Fintech companies that offer financial products that are the same as a traditional bank may be the subject to the same regulations as a brick-and-mortar bank which can be a challenge. In truth, it is hard for a startup lacking the expertise, knowledge and resources to stay compliant with these regulations.
Regulators have the mission of making sure that fintech companies stay compliant with the regulations without killing their innovation. This comes with the responsibility, for regulators, of keeping up with innovative technology without introducing regulations too early in the process which can prevent the early adoption of useful technology.
As a solution, some have touted the idea of a “regulatory sandbox,” an approach already tried in several countries where a fintech can experiment with pilot programs in cooperation with a regulator in a controlled environment. (Thompson Reuters).
In this current environment where fraud is spreading unchecked, cyber threats increasing, know your customer (KYC) compliance has become the essential focus for the financial services industry.
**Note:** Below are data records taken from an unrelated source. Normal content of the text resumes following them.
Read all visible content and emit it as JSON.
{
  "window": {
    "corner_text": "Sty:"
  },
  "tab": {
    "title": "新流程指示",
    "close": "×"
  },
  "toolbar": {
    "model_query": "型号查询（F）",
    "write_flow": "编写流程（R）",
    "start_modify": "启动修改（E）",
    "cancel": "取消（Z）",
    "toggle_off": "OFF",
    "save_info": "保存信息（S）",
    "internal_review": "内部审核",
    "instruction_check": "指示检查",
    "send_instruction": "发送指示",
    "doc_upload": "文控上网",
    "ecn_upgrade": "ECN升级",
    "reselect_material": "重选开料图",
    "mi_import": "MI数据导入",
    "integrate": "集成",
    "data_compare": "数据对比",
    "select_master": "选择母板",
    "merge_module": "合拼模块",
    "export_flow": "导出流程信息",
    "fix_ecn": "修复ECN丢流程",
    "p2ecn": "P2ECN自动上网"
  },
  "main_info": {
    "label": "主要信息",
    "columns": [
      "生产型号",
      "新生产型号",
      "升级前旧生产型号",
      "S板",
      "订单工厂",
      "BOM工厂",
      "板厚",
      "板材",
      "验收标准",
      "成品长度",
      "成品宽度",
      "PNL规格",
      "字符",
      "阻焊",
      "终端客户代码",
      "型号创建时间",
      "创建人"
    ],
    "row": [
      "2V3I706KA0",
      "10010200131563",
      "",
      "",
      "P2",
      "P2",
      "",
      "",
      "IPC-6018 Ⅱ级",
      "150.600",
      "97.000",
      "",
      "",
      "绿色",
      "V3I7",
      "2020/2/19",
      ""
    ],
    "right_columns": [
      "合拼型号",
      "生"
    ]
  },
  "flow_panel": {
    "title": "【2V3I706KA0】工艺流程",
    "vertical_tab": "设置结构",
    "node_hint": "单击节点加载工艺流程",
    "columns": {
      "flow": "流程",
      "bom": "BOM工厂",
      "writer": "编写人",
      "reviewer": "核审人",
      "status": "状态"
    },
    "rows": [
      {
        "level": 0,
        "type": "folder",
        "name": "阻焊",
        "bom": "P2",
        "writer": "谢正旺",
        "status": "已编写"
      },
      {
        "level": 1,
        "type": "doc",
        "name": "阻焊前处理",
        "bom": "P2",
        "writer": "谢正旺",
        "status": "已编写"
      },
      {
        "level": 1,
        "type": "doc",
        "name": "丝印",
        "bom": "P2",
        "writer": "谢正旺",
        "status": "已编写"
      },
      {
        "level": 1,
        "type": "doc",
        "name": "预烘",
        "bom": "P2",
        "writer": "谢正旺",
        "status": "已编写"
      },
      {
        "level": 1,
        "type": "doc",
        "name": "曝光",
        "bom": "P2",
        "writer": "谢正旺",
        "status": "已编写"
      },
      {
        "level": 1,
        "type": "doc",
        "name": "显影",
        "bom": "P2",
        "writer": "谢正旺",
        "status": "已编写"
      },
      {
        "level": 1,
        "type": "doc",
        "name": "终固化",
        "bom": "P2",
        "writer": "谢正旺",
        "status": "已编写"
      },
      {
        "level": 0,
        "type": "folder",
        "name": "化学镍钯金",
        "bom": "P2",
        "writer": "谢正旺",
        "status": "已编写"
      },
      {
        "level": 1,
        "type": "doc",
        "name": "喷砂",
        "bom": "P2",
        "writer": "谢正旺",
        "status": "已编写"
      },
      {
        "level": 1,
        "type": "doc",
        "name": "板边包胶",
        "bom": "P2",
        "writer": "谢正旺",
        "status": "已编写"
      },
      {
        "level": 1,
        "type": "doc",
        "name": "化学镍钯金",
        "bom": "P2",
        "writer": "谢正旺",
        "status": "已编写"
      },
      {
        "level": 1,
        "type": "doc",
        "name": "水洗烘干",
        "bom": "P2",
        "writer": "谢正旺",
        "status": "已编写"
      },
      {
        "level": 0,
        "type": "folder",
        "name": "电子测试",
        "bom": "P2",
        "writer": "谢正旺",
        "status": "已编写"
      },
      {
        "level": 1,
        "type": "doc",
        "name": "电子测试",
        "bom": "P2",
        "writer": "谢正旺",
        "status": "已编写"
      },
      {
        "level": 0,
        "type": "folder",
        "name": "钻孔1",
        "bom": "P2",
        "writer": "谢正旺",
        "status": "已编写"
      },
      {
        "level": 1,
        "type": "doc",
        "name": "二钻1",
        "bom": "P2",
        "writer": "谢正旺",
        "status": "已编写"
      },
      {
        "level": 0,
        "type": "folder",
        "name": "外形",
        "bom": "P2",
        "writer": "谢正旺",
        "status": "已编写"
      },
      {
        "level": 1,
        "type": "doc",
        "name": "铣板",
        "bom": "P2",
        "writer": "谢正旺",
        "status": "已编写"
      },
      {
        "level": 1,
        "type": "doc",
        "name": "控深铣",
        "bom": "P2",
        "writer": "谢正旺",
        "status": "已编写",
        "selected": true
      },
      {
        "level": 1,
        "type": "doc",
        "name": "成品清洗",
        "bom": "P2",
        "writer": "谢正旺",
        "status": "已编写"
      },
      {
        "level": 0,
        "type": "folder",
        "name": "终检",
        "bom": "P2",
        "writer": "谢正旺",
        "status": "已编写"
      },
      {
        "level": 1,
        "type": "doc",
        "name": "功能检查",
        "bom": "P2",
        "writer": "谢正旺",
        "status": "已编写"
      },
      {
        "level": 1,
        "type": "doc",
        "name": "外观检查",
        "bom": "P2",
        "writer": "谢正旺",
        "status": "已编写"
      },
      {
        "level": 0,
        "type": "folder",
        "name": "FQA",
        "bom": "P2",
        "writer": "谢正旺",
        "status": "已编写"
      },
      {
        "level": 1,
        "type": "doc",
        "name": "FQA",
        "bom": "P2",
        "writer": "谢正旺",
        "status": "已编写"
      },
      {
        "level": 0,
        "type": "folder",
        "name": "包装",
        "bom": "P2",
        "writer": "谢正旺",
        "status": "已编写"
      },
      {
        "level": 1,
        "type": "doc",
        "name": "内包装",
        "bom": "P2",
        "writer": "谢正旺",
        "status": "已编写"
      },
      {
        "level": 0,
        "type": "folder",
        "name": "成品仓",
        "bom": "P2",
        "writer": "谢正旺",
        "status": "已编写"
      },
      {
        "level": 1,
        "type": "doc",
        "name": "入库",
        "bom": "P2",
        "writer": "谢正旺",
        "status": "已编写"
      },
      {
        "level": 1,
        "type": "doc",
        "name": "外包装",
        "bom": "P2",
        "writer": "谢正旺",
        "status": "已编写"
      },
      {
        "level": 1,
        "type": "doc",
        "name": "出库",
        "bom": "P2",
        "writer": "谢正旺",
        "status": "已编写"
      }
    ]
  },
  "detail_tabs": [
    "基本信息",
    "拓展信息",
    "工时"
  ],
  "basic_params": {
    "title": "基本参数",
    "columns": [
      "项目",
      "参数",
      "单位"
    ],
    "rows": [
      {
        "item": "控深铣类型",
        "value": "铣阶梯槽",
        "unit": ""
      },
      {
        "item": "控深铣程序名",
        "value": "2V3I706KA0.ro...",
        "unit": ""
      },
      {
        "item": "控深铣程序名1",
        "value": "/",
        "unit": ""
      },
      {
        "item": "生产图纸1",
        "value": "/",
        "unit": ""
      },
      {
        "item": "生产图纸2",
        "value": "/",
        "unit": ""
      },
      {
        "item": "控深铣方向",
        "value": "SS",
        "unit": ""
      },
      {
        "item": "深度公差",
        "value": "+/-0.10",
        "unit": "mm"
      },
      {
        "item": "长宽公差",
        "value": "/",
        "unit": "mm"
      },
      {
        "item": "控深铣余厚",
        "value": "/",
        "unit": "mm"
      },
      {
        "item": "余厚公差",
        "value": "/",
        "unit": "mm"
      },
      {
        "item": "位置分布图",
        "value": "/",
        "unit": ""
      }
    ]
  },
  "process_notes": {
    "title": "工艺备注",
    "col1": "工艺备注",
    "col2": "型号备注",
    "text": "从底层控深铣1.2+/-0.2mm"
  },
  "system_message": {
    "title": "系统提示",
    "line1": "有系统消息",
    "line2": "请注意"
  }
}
Financial technology companies sometimes have quite of difficulties with the demands of compliance in these areas – on average, customers can send up to 100 documents to banks during the onboarding process. Fintech companies need to be equipped with the right tools to handle this massive volume in order to meet the standards.
Fintech is here to stay, so some of the challenges will perhaps only get more complicated as the industry continues to grow. It’s undeniable that Fintech has in many senses changed how consumers understand finance and how they conduct financial operations or transactions and made many things easier. It also has the promising potential to help reach much of the unbanked globally. It would be lackadaisical if regulators do not continue to keep an eye on fintech companies to determine how these new financial services companies fit into the broader financial landscape.